The story holds true to this day, where the Pied Piper of Hamelin has been replaced by slogans floated by cellular companies of our age.Sab keh do, Tum hi to ho, baaton baaton mein, Feel free are some of the slogans adopted by these companies. The way consumers are attracted to them, especially young people, paints more or less the same picture and the use (read misuse) of the cell phone is becoming more and more common by the day.

With these companies offering new incentives and bargains with every passing minute to capture the market, the tele-density of mobile phones has reached 55.60 in the country (Pakistan Telecom Authority report) which means that more than half of our population has access to mobile phones with over 89 million subscribers. In the 2007-08 fiscal year alone, cellular phone companies added 22.36 million subscribers to their networks amid cutthroat competition.

In times like these, when a fulltime homemaker gets painfully exhausted by the end of the day with endless chores and responsibilities around the house, the working woman is too busy juggling her time between her home, family and social commitments to use her cell phone and the man of the house after being stuck in a mad traffic jam on his way back from work, prefers to be called a couch potato as he flips lazily the channels on TV, the young end up falling prey to these cellular companies. They cater to and target our only hope for a better future, and the rest is a Pied Piper tale, where text messaging and calling each other endlessly on the mobile phone without any rhyme or reason is relative to walking into the cave.

In their competition to win over the market, the mobile servers are cutting their rates to outplay each other.packages like these are common, “Five hundred messages for Rs50!”, “Unlimited messages for a month for a [paltry] Rs80!”, “Free extra time in lieu of the air time used!”, and the most outrageous: “Free calls and text messages from midnight to six in the morning!”

The cellular companies’ television commercials reflect the kind of customers they are targeting. Take the dancing damsel in a flowing ghaghra hopping about in the fields, for example, or the college students laughing and joking in the cafeteria behaving as if studies were the last thing on their minds, or the glamorised anorexic young models endorsing mobile phones, being idealised by young girls of today. Most sane people will seldom find these commercials realistic or even sensible.

It is irresponsibility on the part of parents who think they only have a role to play as long as their children are going to school and not beyond. It is during youth that we happen to be the most vulnerable and it is during youth that most parents these days give children more freedom than they can handle.

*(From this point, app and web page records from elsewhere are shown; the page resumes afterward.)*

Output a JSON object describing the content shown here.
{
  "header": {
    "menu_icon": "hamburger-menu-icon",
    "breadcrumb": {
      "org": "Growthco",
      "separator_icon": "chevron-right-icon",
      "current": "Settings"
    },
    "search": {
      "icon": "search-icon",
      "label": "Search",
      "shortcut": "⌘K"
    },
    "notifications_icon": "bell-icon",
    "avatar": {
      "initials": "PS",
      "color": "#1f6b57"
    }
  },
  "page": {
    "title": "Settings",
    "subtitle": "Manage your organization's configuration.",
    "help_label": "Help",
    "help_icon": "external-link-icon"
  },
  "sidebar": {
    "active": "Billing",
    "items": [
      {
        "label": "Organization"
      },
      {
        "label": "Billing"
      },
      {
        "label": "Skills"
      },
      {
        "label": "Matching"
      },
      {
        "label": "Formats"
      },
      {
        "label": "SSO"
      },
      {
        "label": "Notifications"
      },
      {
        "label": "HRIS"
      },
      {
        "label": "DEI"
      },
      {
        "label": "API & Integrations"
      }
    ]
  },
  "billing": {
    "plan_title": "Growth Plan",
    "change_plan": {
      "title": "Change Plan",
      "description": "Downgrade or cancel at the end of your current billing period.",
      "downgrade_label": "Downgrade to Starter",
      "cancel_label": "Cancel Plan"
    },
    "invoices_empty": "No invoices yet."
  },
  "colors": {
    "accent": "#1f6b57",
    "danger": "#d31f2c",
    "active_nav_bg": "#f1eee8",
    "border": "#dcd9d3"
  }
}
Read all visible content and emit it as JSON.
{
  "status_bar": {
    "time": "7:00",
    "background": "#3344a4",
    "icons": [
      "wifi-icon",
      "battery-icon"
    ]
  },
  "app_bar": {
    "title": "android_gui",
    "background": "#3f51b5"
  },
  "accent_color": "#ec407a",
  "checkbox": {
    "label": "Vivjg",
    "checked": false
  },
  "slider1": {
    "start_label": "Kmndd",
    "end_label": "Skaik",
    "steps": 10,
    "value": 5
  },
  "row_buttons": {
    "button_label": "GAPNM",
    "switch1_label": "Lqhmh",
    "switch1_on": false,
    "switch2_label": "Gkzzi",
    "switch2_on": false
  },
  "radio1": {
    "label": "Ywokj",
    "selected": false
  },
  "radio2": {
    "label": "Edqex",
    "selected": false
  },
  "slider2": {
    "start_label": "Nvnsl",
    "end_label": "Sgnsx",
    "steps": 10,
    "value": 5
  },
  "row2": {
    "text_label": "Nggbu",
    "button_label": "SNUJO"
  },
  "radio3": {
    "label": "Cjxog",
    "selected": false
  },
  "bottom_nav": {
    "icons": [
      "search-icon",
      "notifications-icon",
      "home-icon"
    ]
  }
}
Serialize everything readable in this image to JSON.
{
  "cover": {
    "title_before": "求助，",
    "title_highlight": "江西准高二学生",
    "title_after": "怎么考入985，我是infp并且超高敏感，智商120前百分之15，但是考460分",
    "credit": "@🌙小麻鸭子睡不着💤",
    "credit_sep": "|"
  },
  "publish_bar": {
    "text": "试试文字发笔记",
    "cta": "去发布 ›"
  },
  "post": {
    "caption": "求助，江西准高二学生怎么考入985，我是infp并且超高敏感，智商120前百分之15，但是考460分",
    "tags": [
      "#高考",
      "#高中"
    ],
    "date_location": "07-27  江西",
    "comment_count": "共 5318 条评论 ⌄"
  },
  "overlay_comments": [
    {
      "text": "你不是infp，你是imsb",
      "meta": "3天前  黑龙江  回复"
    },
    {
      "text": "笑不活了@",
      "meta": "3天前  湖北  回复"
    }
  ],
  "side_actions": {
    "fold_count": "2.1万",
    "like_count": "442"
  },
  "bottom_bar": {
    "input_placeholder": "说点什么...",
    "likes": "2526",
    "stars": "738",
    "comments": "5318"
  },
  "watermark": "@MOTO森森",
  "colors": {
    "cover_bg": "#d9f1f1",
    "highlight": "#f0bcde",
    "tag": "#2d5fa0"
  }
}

This is how they get carried away.

Wasting time sending unnecessary text messages or calling each other keeps young people awake till the wee hours of the night, and then they are expected to be on time for their classes and perform well at their studies. The boy meet girl has become something of the past; the modern way for teenagers to flirt is boy text- messages girl or the other way round.

Cell phones are an incredibly ingenious invention if put to good use, for they have broken all barriers of communication. It is the abuse of the device, triggered by the greedy policies of cellular companies and the recklessness of parents and teachers, which is the trouble. In this day and age of insecurity and lack of law and order, parents feel more at ease when their youngsters carry a cell phone with them. But in an attempt to outclass each other, cellular companies are turning this device into a big nuisance and their dirty marketing strategies are playing with the very future of our youth.